Protests have been organised in recent days by activists in Tirana, Belgrade and Podgorica against the damage done to the environment by the building of hydro-power plants.
They were staged under the umbrella name Action Weeks for Balkan Rivers, a joint project by various environmental NGOs, with the slogan “Our rivers – no damage!”
People from affected communities in Berane, Bijelo Polje, Savnik and Plav in Montenegro joined the Action Week event on Tuesday in front of the Economy Ministry in Podgorica to express resistance to the building of small hydro-power stations on their rivers.
“They made clear demands to the government and Ministry of Economy and Ministry of Sustainable Development and Tourism – a permanent moratorium on the construction of small hydro-power plants and a review of all existing contracts in regards to the existence of essential environmental impact assessments,” one of the organisers, Cornelia Wieser, told BIRN.

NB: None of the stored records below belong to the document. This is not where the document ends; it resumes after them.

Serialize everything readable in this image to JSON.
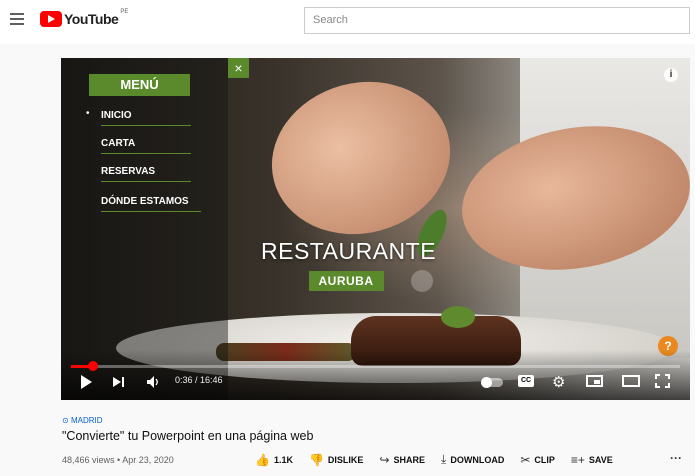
{
  "header": {
    "logo_text": "YouTube",
    "logo_region": "PE",
    "search_placeholder": "Search"
  },
  "video": {
    "menu": {
      "title": "MENÚ",
      "close": "×",
      "items": [
        "INICIO",
        "CARTA",
        "RESERVAS",
        "DÓNDE ESTAMOS"
      ],
      "active_bullet": "•"
    },
    "overlay_title": "RESTAURANTE",
    "overlay_subtitle": "AURUBA",
    "info_glyph": "i",
    "badge_glyph": "?",
    "time": "0:36 / 16:46",
    "progress": 0.036,
    "cc_label": "CC"
  },
  "details": {
    "location": "MADRID",
    "title": "\"Convierte\" tu Powerpoint en una página web",
    "meta": "48,466 views • Apr 23, 2020",
    "actions": [
      {
        "icon": "like-icon",
        "glyph": "👍",
        "label": "1.1K"
      },
      {
        "icon": "dislike-icon",
        "glyph": "👎",
        "label": "DISLIKE"
      },
      {
        "icon": "share-icon",
        "glyph": "↪",
        "label": "SHARE"
      },
      {
        "icon": "download-icon",
        "glyph": "⤓",
        "label": "DOWNLOAD"
      },
      {
        "icon": "clip-icon",
        "glyph": "✂",
        "label": "CLIP"
      },
      {
        "icon": "save-icon",
        "glyph": "≡+",
        "label": "SAVE"
      }
    ],
    "more": "···"
  },
  "colors": {
    "accent_green": "#5a8a2b",
    "youtube_red": "#ff0000",
    "link_blue": "#065fd4"
  }
}
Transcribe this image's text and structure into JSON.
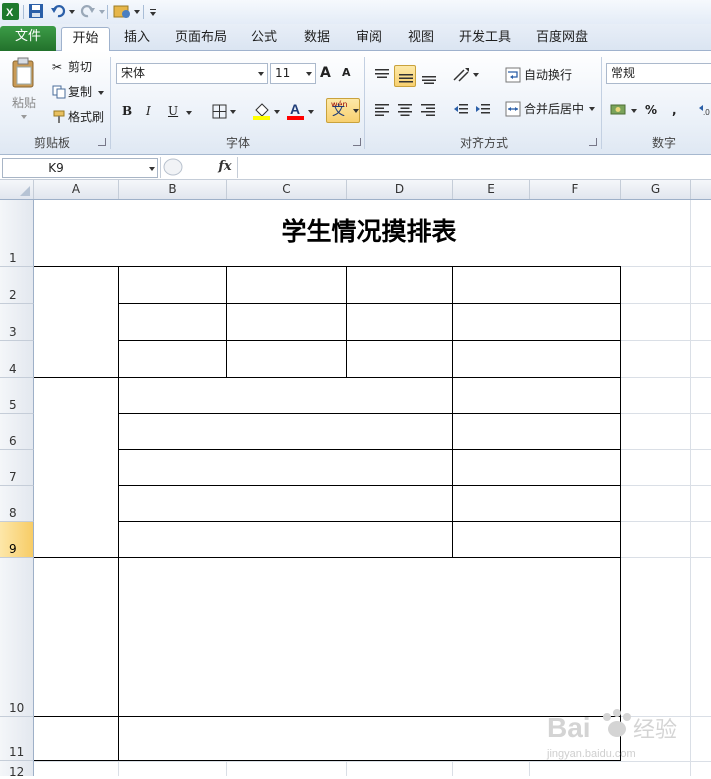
{
  "qat": {
    "undo": "undo-icon",
    "redo": "redo-icon",
    "save": "save-icon"
  },
  "tabs": [
    "文件",
    "开始",
    "插入",
    "页面布局",
    "公式",
    "数据",
    "审阅",
    "视图",
    "开发工具",
    "百度网盘"
  ],
  "clipboard": {
    "paste": "粘贴",
    "cut": "剪切",
    "copy": "复制",
    "format_painter": "格式刷",
    "group": "剪贴板"
  },
  "font": {
    "name": "宋体",
    "size": "11",
    "group": "字体",
    "bold": "B",
    "italic": "I",
    "underline": "U",
    "grow": "A",
    "shrink": "A",
    "phonetic": "wén",
    "phonetic_char": "文"
  },
  "alignment": {
    "wrap": "自动换行",
    "merge": "合并后居中",
    "group": "对齐方式"
  },
  "number": {
    "format": "常规",
    "percent": "%",
    "comma": ",",
    "group": "数字"
  },
  "formula_bar": {
    "namebox": "K9",
    "fx": "fx",
    "value": ""
  },
  "columns": [
    "A",
    "B",
    "C",
    "D",
    "E",
    "F",
    "G"
  ],
  "rows": [
    "1",
    "2",
    "3",
    "4",
    "5",
    "6",
    "7",
    "8",
    "9",
    "10",
    "11",
    "12"
  ],
  "active_row": "9",
  "sheet": {
    "title": "学生情况摸排表"
  },
  "watermark": {
    "brand": "Bai",
    "brand2": "经验",
    "url": "jingyan.baidu.com"
  },
  "colors": {
    "excel_green": "#22712b",
    "selection": "#f7cc66",
    "border": "#000000"
  }
}
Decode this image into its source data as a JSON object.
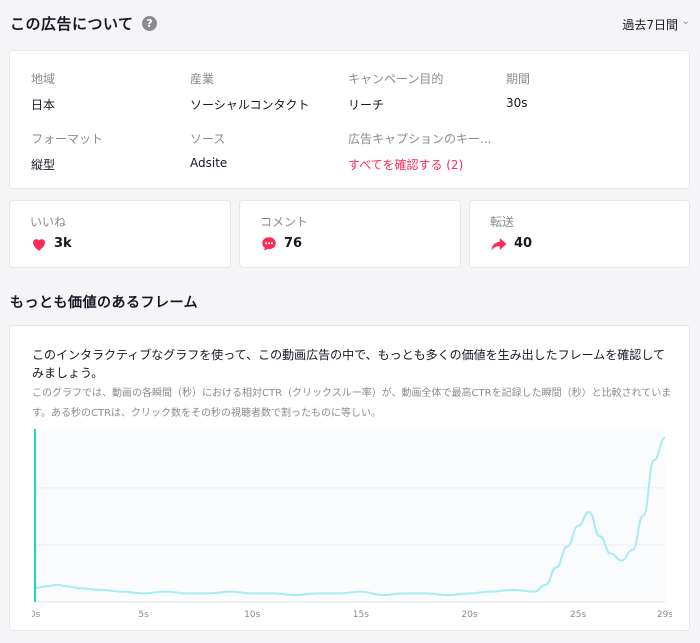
{
  "header": {
    "title": "この広告について",
    "help_icon": "?",
    "period": "過去7日間"
  },
  "info": {
    "fields": [
      {
        "label": "地域",
        "value": "日本"
      },
      {
        "label": "産業",
        "value": "ソーシャルコンタクト"
      },
      {
        "label": "キャンペーン目的",
        "value": "リーチ"
      },
      {
        "label": "期間",
        "value": "30s"
      },
      {
        "label": "フォーマット",
        "value": "縦型"
      },
      {
        "label": "ソース",
        "value": "Adsite"
      },
      {
        "label": "広告キャプションのキー...",
        "value": "すべてを確認する (2)"
      }
    ]
  },
  "stats": [
    {
      "label": "いいね",
      "value": "3k"
    },
    {
      "label": "コメント",
      "value": "76"
    },
    {
      "label": "転送",
      "value": "40"
    }
  ],
  "section": {
    "title": "もっとも価値のあるフレーム",
    "description": "このインタラクティブなグラフを使って、この動画広告の中で、もっとも多くの価値を生み出したフレームを確認してみましょう。",
    "subdescription": "このグラフでは、動画の各瞬間（秒）における相対CTR（クリックスルー率）が、動画全体で最高CTRを記録した瞬間（秒）と比較されています。ある秒のCTRは、クリック数をその秒の視聴者数で割ったものに等しい。"
  },
  "colors": {
    "accent": "#fe2c55",
    "like": "#fe2c55",
    "comment": "#fe2c55",
    "share": "#fe2c55",
    "line": "#a5ecf3",
    "marker": "#20d5c4"
  },
  "chart_data": {
    "type": "line",
    "xlabel": "",
    "ylabel": "",
    "x_ticks": [
      "0s",
      "5s",
      "10s",
      "15s",
      "20s",
      "25s",
      "29s"
    ],
    "xlim": [
      0,
      29
    ],
    "ylim": [
      0,
      1
    ],
    "grid": true,
    "series": [
      {
        "x": [
          0,
          0.5,
          1,
          1.5,
          2,
          3,
          4,
          5,
          6,
          7,
          8,
          9,
          10,
          11,
          12,
          13,
          14,
          15,
          16,
          17,
          18,
          19,
          20,
          21,
          22,
          23,
          23.5,
          24,
          24.5,
          25,
          25.5,
          26,
          26.5,
          27,
          27.5,
          28,
          28.5,
          29
        ],
        "y": [
          0.08,
          0.09,
          0.1,
          0.09,
          0.08,
          0.07,
          0.06,
          0.05,
          0.06,
          0.05,
          0.05,
          0.06,
          0.05,
          0.05,
          0.04,
          0.05,
          0.05,
          0.06,
          0.04,
          0.05,
          0.05,
          0.04,
          0.05,
          0.06,
          0.07,
          0.06,
          0.1,
          0.2,
          0.32,
          0.44,
          0.52,
          0.38,
          0.28,
          0.24,
          0.3,
          0.5,
          0.82,
          0.95
        ]
      }
    ]
  }
}
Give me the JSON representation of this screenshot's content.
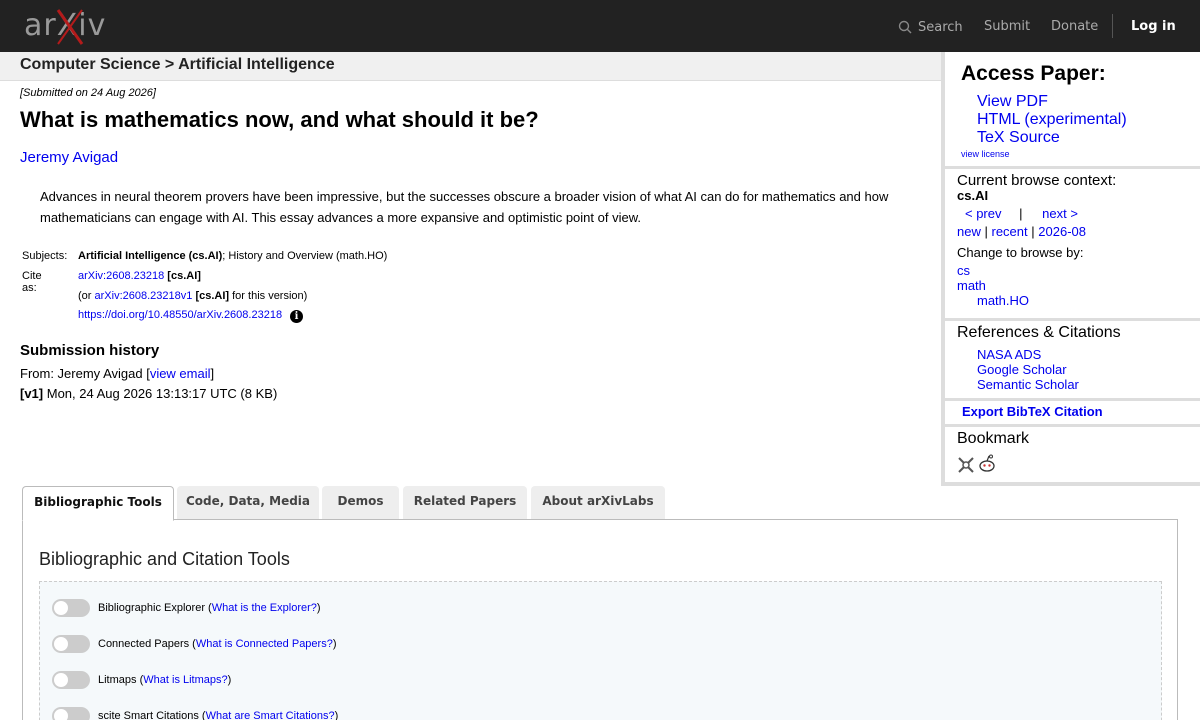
{
  "header": {
    "logo": "arXiv",
    "search_label": "Search",
    "submit_label": "Submit",
    "donate_label": "Donate",
    "login_label": "Log in"
  },
  "breadcrumb": "Computer Science > Artificial Intelligence",
  "paper": {
    "submitted": "[Submitted on 24 Aug 2026]",
    "title": "What is mathematics now, and what should it be?",
    "author": "Jeremy Avigad",
    "abstract": "Advances in neural theorem provers have been impressive, but the successes obscure a broader vision of what AI can do for mathematics and how mathematicians can engage with AI. This essay advances a more expansive and optimistic point of view.",
    "subjects_label": "Subjects:",
    "subjects_primary": "Artificial Intelligence (cs.AI)",
    "subjects_rest": "; History and Overview (math.HO)",
    "cite_label": "Cite as:",
    "cite_id": "arXiv:2608.23218",
    "cite_cat": "[cs.AI]",
    "cite_or_prefix": "(or",
    "cite_version_id": "arXiv:2608.23218v1",
    "cite_version_cat": "[cs.AI]",
    "cite_version_suffix": "for this version)",
    "doi": "https://doi.org/10.48550/arXiv.2608.23218"
  },
  "history": {
    "title": "Submission history",
    "from_prefix": "From: Jeremy Avigad [",
    "view_email": "view email",
    "from_suffix": "]",
    "v1_tag": "[v1]",
    "v1_text": "Mon, 24 Aug 2026 13:13:17 UTC (8 KB)"
  },
  "sidebar": {
    "access_title": "Access Paper:",
    "access_links": [
      "View PDF",
      "HTML (experimental)",
      "TeX Source"
    ],
    "view_license": "view license",
    "browse_title": "Current browse context:",
    "browse_context": "cs.AI",
    "prev": "< prev",
    "sep": "|",
    "next": "next >",
    "new": "new",
    "recent": "recent",
    "month": "2026-08",
    "change_title": "Change to browse by:",
    "change_links": [
      "cs",
      "math",
      "math.HO"
    ],
    "refs_title": "References & Citations",
    "refs_links": [
      "NASA ADS",
      "Google Scholar",
      "Semantic Scholar"
    ],
    "export_bibtex": "Export BibTeX Citation",
    "bookmark_title": "Bookmark"
  },
  "tabs": [
    "Bibliographic Tools",
    "Code, Data, Media",
    "Demos",
    "Related Papers",
    "About arXivLabs"
  ],
  "panel": {
    "title": "Bibliographic and Citation Tools",
    "tools": [
      {
        "name": "Bibliographic Explorer",
        "link": "What is the Explorer?"
      },
      {
        "name": "Connected Papers",
        "link": "What is Connected Papers?"
      },
      {
        "name": "Litmaps",
        "link": "What is Litmaps?"
      },
      {
        "name": "scite Smart Citations",
        "link": "What are Smart Citations?"
      }
    ]
  },
  "colors": {
    "header_bg": "#222222",
    "link": "#0000ee",
    "logo_x": "#b31b1b"
  }
}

The protesters brought drinking water from each place as a reminder to the Economy Ministry that people depend on their rivers. The protest was organised by the Montenegrin NGO Greenhom.
People from communities all over Albania – Vjosa, Shushica, Mati, Miredita, Kelmendi, Valbona and Fani – joined the Action Week protest in Tirana on Friday, protesting in front of the prime minister’s office, together with local NGOs and activists, against government plans to build dams.
On Saturday and Sunday, a protest bus tour was held in Serbia as part of the Action Week, organised by the Stara Planina Action Group and Right to Water Serbia.
The tour started on the banks of Sava river in Belgrade where illegally-built cottages and houses usurp public space and endanger the city’s water supply.
“Together with activists throughout Serbia who fight for their right to water and for free-flowing rivers, the tour visited Josanica and Samokovka rivers near Kopaonik National Park and Rakitska river, as paradigmatic examples of problems that exist throughout the Balkans,” Wieser said.
Protests were held at each stop alongside locals in the area.
There are also upcoming protests in the capitals of Kosovo, North Macedonia, Slovenia, Bosnia and Greece, ending on July 16 in Athens.
Although hydro-power plants can supply cleaner electricity, environmentalists are concerned that their construction and operation can also harm wildlife, disrupt rivers’ eco-systems and have a negative impact on local communities.